Authorities have lifted many lockdown measures, allowing restaurants and places of worship to reopen, but they have shut borders to pilgrims ahead of a large Shiite Muslim pilgrimage that normally draws millions to the south of the country.
Iraq has recorded several thousand new coronavirus infections every day, and the total now exceeds 300,000.
More than 8,000 people have died, a number that some doctors fear will rise sharply, putting frontline health care workers under huge pressure and in some cases in physical danger.
The health ministry did not immediately respond to a request for comment on the COVID situation in Iraq and medics’ complaints about the threat of violence.
Sheibani, whose beating went viral when CCTV footage circulated online, said the family of the deceased patient blamed his staff for the death. He said he did not know how the video reached the public domain.
The patient had arrived at hospital in critical condition.
“I hate myself and I hate the day I became a doctor in Iraq,” Sheibani told Reuters. “They brought the patient in his final stages and he died, and they want the health system to bear the responsibility.”
Enforcing health safety guidelines within the hospital is not always easy, especially when tensions between families of sick patients and hospital staff are running high.
During a recent visit to Sheibani’s hospital, which is a coronavirus isolation center, Reuters reporters saw relatives of COVID-19 patients coming in and out of the ward without wearing full protective gear as they are supposed to.
Some were only wearing surgical face masks.
Iraq is fighting the pandemic with a depleted force of doctors and nurses.
In 2018, it had just 2.1 nurses and midwives per thousand people, compared with Jordan’s 3.2 and Lebanon’s 3.7, according to official estimates. It had 0.83 doctors per thousand people, while neighboring Jordan, for example, had 2.3.
There are also significant shortages of drugs, oxygen, and vital medical equipment, the result of years of underspending.
Many young doctors say they are overworked, putting in 12-16 hour shifts every day meaning they are more likely to make mistakes in prescriptions and treatment. Some take kickbacks for handing over certain drugs, physicians told Reuters.
The Health Ministry did not immediately respond to a request for comment.
Government vows action
Prime Minister Mustafa Al-Kadhimi has condemned the attacks against medical staff and promised to hold perpetrators to account.
The attacks have increased in recent months, said Medical Association president Abdul Ameer Hussein. He said his association could not keep track of all of them, but they include verbal and physical abuse and even stabbings.
Sheibani filed a complaint with police, but he said he had received threats from the people who beat him up to drop the case.
“They might attack me or my family,” Sheibani said, adding that he no longer left his house alone.
Doctors say the government has not taken tough enough action to protect them from violence, which they have faced for years even before the pandemic.

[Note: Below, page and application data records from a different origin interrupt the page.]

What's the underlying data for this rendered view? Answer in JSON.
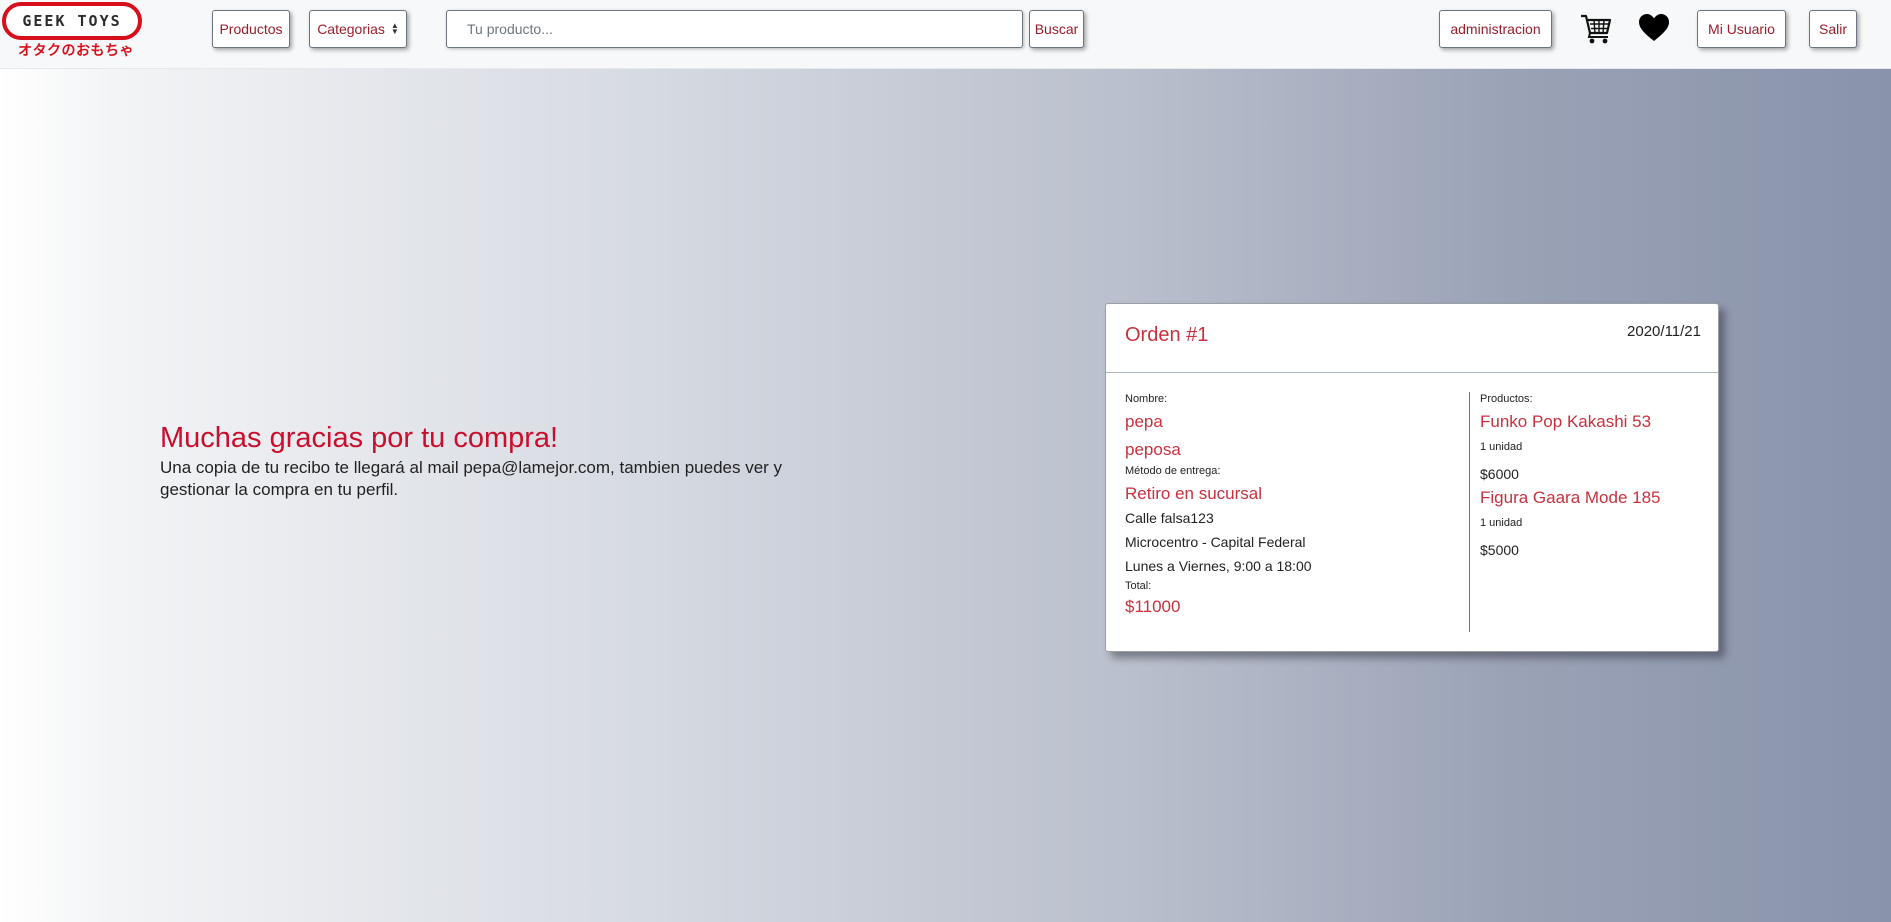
{
  "header": {
    "logo_text": "GEEK TOYS",
    "logo_subtitle": "オタクのおもちゃ",
    "products_label": "Productos",
    "categories_label": "Categorias",
    "search_placeholder": "Tu producto...",
    "search_button": "Buscar",
    "admin_label": "administracion",
    "cart_icon": "cart-icon",
    "favorites_icon": "heart-icon",
    "user_label": "Mi Usuario",
    "logout_label": "Salir"
  },
  "thanks": {
    "title": "Muchas gracias por tu compra!",
    "message": "Una copia de tu recibo te llegará al mail pepa@lamejor.com, tambien puedes ver y gestionar la compra en tu perfil."
  },
  "order": {
    "title": "Orden #1",
    "date": "2020/11/21",
    "name_label": "Nombre:",
    "first_name": "pepa",
    "last_name": "peposa",
    "delivery_label": "Método de entrega:",
    "delivery_method": "Retiro en sucursal",
    "address": "Calle falsa123",
    "area": "Microcentro - Capital Federal",
    "hours": "Lunes a Viernes, 9:00 a 18:00",
    "total_label": "Total:",
    "total": "$11000",
    "products_label": "Productos:",
    "products": [
      {
        "name": "Funko Pop Kakashi 53",
        "quantity": "1 unidad",
        "price": "$6000"
      },
      {
        "name": "Figura Gaara Mode 185",
        "quantity": "1 unidad",
        "price": "$5000"
      }
    ]
  },
  "colors": {
    "accent": "#c8313e",
    "brand_red": "#d80f1b",
    "button_text": "#9b1c2b"
  }
}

The health ministry said in a statement on Saturday that it would assign its legal division to file lawsuits against those who attacked health workers, as well as those medics who fell short in treating patients.

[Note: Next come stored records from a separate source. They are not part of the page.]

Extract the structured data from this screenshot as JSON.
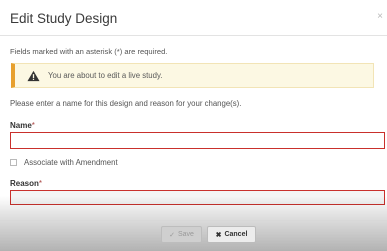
{
  "modal": {
    "title": "Edit Study Design",
    "close_glyph": "×"
  },
  "required_note": "Fields marked with an asterisk (*) are required.",
  "warning": {
    "icon": "warning-triangle-icon",
    "color": "#e7a02f",
    "text": "You are about to edit a live study."
  },
  "instruction": "Please enter a name for this design and reason for your change(s).",
  "fields": {
    "name": {
      "label": "Name",
      "required_mark": "*",
      "value": ""
    },
    "associate_amendment": {
      "label": "Associate with Amendment",
      "checked": false
    },
    "reason": {
      "label": "Reason",
      "required_mark": "*",
      "value": ""
    }
  },
  "buttons": {
    "save": {
      "glyph": "✓",
      "label": "Save",
      "enabled": false
    },
    "cancel": {
      "glyph": "✖",
      "label": "Cancel"
    }
  },
  "colors": {
    "error_border": "#c9302c",
    "warning_bg": "#fcf8e3"
  }
}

According to the Medical Association, at least 320 doctors have been killed since 2003, when US-led forces toppled President Saddam Hussein, ushering in years of sectarian violence and extremist insurgencies.
Thousands more have been kidnapped or threatened.
Doctors and human rights activists say the state is so weak that it cannot bring doctor’s assailants to justice, especially if they come from a powerful tribe or belong to a militia.
“The government can’t protect doctors from tribes. Doctors end up dropping the cases because they receive threats,” said Hussein, adding that he often asks tribal leaders to mediate when a doctor is being threatened.
Doctors have gone on strike and protested in recent months over what they say is government inaction over the attacks.
Abbas Alaulddin, 27, a doctor in Baghdad who was assaulted last week by the family of a patient who died of COVID-19, said he was considering seeking asylum.
“The situation here is unbearable.”